> _EXERCISE OBJECTIVE_: Each entry below has to be written out again exactly.

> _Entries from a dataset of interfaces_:
=== Section Start ===

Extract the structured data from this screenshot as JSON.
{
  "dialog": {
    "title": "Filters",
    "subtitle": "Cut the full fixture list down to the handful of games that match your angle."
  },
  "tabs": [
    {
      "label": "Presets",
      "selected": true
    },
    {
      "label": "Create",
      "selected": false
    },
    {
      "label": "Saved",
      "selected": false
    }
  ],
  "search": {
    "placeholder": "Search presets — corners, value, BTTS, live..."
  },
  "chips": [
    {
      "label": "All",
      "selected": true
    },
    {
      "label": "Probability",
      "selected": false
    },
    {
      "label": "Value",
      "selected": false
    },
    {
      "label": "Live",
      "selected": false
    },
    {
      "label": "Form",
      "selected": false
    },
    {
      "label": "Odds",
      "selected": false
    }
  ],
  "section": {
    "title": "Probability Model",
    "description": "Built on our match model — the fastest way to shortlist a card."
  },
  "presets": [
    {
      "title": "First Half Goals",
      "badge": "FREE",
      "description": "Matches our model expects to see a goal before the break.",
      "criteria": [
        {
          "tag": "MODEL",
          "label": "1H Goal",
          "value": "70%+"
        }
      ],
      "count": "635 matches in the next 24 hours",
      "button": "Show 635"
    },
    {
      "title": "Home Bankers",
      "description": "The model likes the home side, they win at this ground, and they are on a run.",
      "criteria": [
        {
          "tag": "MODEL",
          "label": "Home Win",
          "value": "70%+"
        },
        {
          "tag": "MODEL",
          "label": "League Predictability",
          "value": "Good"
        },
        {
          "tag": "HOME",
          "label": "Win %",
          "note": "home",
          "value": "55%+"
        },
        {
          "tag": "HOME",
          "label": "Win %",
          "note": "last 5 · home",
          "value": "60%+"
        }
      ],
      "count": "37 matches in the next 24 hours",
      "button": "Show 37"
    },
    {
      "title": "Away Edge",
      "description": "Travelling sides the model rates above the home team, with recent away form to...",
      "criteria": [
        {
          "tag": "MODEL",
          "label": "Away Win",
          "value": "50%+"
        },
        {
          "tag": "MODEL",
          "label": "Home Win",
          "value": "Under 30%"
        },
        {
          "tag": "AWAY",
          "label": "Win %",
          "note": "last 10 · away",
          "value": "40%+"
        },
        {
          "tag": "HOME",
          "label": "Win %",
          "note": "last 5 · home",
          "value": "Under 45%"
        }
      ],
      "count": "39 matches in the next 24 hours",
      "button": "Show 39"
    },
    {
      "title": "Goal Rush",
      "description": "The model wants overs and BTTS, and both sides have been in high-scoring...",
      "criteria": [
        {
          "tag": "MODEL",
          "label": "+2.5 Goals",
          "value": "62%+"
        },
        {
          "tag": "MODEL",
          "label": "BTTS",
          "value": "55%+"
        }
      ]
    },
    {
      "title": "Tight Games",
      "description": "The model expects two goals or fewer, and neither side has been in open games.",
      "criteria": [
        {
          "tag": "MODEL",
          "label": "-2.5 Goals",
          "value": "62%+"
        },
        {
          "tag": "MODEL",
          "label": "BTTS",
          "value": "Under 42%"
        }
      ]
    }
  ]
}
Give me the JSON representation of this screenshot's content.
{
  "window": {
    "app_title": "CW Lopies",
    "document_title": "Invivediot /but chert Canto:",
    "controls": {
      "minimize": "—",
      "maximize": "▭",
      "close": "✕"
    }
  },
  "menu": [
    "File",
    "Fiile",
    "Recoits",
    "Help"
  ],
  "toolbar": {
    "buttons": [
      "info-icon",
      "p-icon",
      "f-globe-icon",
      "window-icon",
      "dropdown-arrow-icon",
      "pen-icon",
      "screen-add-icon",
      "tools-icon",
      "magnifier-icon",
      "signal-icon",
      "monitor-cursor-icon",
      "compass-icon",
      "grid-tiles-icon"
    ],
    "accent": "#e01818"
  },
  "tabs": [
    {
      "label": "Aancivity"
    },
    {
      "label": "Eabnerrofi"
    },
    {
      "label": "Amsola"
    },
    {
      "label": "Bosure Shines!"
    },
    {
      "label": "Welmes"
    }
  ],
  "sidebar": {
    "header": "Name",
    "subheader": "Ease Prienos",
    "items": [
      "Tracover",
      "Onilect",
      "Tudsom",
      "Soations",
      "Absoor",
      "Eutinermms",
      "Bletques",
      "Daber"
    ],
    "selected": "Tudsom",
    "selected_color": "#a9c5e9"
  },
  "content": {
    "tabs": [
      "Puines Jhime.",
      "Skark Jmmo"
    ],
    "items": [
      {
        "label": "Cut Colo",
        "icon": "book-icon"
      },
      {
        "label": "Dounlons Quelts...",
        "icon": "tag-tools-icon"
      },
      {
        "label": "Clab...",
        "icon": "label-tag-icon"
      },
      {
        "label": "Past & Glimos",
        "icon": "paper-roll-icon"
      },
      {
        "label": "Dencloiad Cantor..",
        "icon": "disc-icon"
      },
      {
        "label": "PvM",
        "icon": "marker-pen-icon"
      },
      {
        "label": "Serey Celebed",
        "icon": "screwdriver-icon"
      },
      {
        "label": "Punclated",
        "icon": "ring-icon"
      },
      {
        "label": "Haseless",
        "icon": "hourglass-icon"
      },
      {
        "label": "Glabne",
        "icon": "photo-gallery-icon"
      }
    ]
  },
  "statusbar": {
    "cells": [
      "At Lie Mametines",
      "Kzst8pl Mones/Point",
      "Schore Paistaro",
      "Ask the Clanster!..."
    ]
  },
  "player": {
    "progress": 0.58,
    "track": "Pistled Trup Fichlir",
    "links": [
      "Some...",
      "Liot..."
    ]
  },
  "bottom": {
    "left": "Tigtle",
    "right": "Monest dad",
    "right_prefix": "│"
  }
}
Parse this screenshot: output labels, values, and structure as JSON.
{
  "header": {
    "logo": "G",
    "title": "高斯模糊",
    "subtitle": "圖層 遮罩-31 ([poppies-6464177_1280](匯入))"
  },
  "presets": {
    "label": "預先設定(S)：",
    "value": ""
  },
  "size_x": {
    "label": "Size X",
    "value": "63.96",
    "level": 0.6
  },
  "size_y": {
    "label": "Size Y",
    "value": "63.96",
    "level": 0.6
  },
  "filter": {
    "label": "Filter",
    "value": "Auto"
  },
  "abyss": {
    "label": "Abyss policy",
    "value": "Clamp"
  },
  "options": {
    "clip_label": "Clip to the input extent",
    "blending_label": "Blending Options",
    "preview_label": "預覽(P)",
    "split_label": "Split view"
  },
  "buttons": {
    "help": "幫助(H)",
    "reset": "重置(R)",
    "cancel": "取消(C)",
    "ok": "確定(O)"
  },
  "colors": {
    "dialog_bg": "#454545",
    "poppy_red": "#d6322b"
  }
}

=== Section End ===

> _REPLY_:
Extract the structured data from this screenshot as JSON.
{
  "dialog": {
    "title": "Filters",
    "subtitle": "Cut the full fixture list down to the handful of games that match your angle."
  },
  "tabs": [
    {
      "label": "Presets",
      "selected": true
    },
    {
      "label": "Create",
      "selected": false
    },
    {
      "label": "Saved",
      "selected": false
    }
  ],
  "search": {
    "placeholder": "Search presets — corners, value, BTTS, live..."
  },
  "chips": [
    {
      "label": "All",
      "selected": true
    },
    {
      "label": "Probability",
      "selected": false
    },
    {
      "label": "Value",
      "selected": false
    },
    {
      "label": "Live",
      "selected": false
    },
    {
      "label": "Form",
      "selected": false
    },
    {
      "label": "Odds",
      "selected": false
    }
  ],
  "section": {
    "title": "Probability Model",
    "description": "Built on our match model — the fastest way to shortlist a card."
  },
  "presets": [
    {
      "title": "First Half Goals",
      "badge": "FREE",
      "description": "Matches our model expects to see a goal before the break.",
      "criteria": [
        {
          "tag": "MODEL",
          "label": "1H Goal",
          "value": "70%+"
        }
      ],
      "count": "635 matches in the next 24 hours",
      "button": "Show 635"
    },
    {
      "title": "Home Bankers",
      "description": "The model likes the home side, they win at this ground, and they are on a run.",
      "criteria": [
        {
          "tag": "MODEL",
          "label": "Home Win",
          "value": "70%+"
        },
        {
          "tag": "MODEL",
          "label": "League Predictability",
          "value": "Good"
        },
        {
          "tag": "HOME",
          "label": "Win %",
          "note": "home",
          "value": "55%+"
        },
        {
          "tag": "HOME",
          "label": "Win %",
          "note": "last 5 · home",
          "value": "60%+"
        }
      ],
      "count": "37 matches in the next 24 hours",
      "button": "Show 37"
    },
    {
      "title": "Away Edge",
      "description": "Travelling sides the model rates above the home team, with recent away form to...",
      "criteria": [
        {
          "tag": "MODEL",
          "label": "Away Win",
          "value": "50%+"
        },
        {
          "tag": "MODEL",
          "label": "Home Win",
          "value": "Under 30%"
        },
        {
          "tag": "AWAY",
          "label": "Win %",
          "note": "last 10 · away",
          "value": "40%+"
        },
        {
          "tag": "HOME",
          "label": "Win %",
          "note": "last 5 · home",
          "value": "Under 45%"
        }
      ],
      "count": "39 matches in the next 24 hours",
      "button": "Show 39"
    },
    {
      "title": "Goal Rush",
      "description": "The model wants overs and BTTS, and both sides have been in high-scoring...",
      "criteria": [
        {
          "tag": "MODEL",
          "label": "+2.5 Goals",
          "value": "62%+"
        },
        {
          "tag": "MODEL",
          "label": "BTTS",
          "value": "55%+"
        }
      ]
    },
    {
      "title": "Tight Games",
      "description": "The model expects two goals or fewer, and neither side has been in open games.",
      "criteria": [
        {
          "tag": "MODEL",
          "label": "-2.5 Goals",
          "value": "62%+"
        },
        {
          "tag": "MODEL",
          "label": "BTTS",
          "value": "Under 42%"
        }
      ]
    }
  ]
}
Give me the JSON representation of this screenshot's content.
{
  "window": {
    "app_title": "CW Lopies",
    "document_title": "Invivediot /but chert Canto:",
    "controls": {
      "minimize": "—",
      "maximize": "▭",
      "close": "✕"
    }
  },
  "menu": [
    "File",
    "Fiile",
    "Recoits",
    "Help"
  ],
  "toolbar": {
    "buttons": [
      "info-icon",
      "p-icon",
      "f-globe-icon",
      "window-icon",
      "dropdown-arrow-icon",
      "pen-icon",
      "screen-add-icon",
      "tools-icon",
      "magnifier-icon",
      "signal-icon",
      "monitor-cursor-icon",
      "compass-icon",
      "grid-tiles-icon"
    ],
    "accent": "#e01818"
  },
  "tabs": [
    {
      "label": "Aancivity"
    },
    {
      "label": "Eabnerrofi"
    },
    {
      "label": "Amsola"
    },
    {
      "label": "Bosure Shines!"
    },
    {
      "label": "Welmes"
    }
  ],
  "sidebar": {
    "header": "Name",
    "subheader": "Ease Prienos",
    "items": [
      "Tracover",
      "Onilect",
      "Tudsom",
      "Soations",
      "Absoor",
      "Eutinermms",
      "Bletques",
      "Daber"
    ],
    "selected": "Tudsom",
    "selected_color": "#a9c5e9"
  },
  "content": {
    "tabs": [
      "Puines Jhime.",
      "Skark Jmmo"
    ],
    "items": [
      {
        "label": "Cut Colo",
        "icon": "book-icon"
      },
      {
        "label": "Dounlons Quelts...",
        "icon": "tag-tools-icon"
      },
      {
        "label": "Clab...",
        "icon": "label-tag-icon"
      },
      {
        "label": "Past & Glimos",
        "icon": "paper-roll-icon"
      },
      {
        "label": "Dencloiad Cantor..",
        "icon": "disc-icon"
      },
      {
        "label": "PvM",
        "icon": "marker-pen-icon"
      },
      {
        "label": "Serey Celebed",
        "icon": "screwdriver-icon"
      },
      {
        "label": "Punclated",
        "icon": "ring-icon"
      },
      {
        "label": "Haseless",
        "icon": "hourglass-icon"
      },
      {
        "label": "Glabne",
        "icon": "photo-gallery-icon"
      }
    ]
  },
  "statusbar": {
    "cells": [
      "At Lie Mametines",
      "Kzst8pl Mones/Point",
      "Schore Paistaro",
      "Ask the Clanster!..."
    ]
  },
  "player": {
    "progress": 0.58,
    "track": "Pistled Trup Fichlir",
    "links": [
      "Some...",
      "Liot..."
    ]
  },
  "bottom": {
    "left": "Tigtle",
    "right": "Monest dad",
    "right_prefix": "│"
  }
}
Parse this screenshot: output labels, values, and structure as JSON.
{
  "header": {
    "logo": "G",
    "title": "高斯模糊",
    "subtitle": "圖層 遮罩-31 ([poppies-6464177_1280](匯入))"
  },
  "presets": {
    "label": "預先設定(S)：",
    "value": ""
  },
  "size_x": {
    "label": "Size X",
    "value": "63.96",
    "level": 0.6
  },
  "size_y": {
    "label": "Size Y",
    "value": "63.96",
    "level": 0.6
  },
  "filter": {
    "label": "Filter",
    "value": "Auto"
  },
  "abyss": {
    "label": "Abyss policy",
    "value": "Clamp"
  },
  "options": {
    "clip_label": "Clip to the input extent",
    "blending_label": "Blending Options",
    "preview_label": "預覽(P)",
    "split_label": "Split view"
  },
  "buttons": {
    "help": "幫助(H)",
    "reset": "重置(R)",
    "cancel": "取消(C)",
    "ok": "確定(O)"
  },
  "colors": {
    "dialog_bg": "#454545",
    "poppy_red": "#d6322b"
  }
}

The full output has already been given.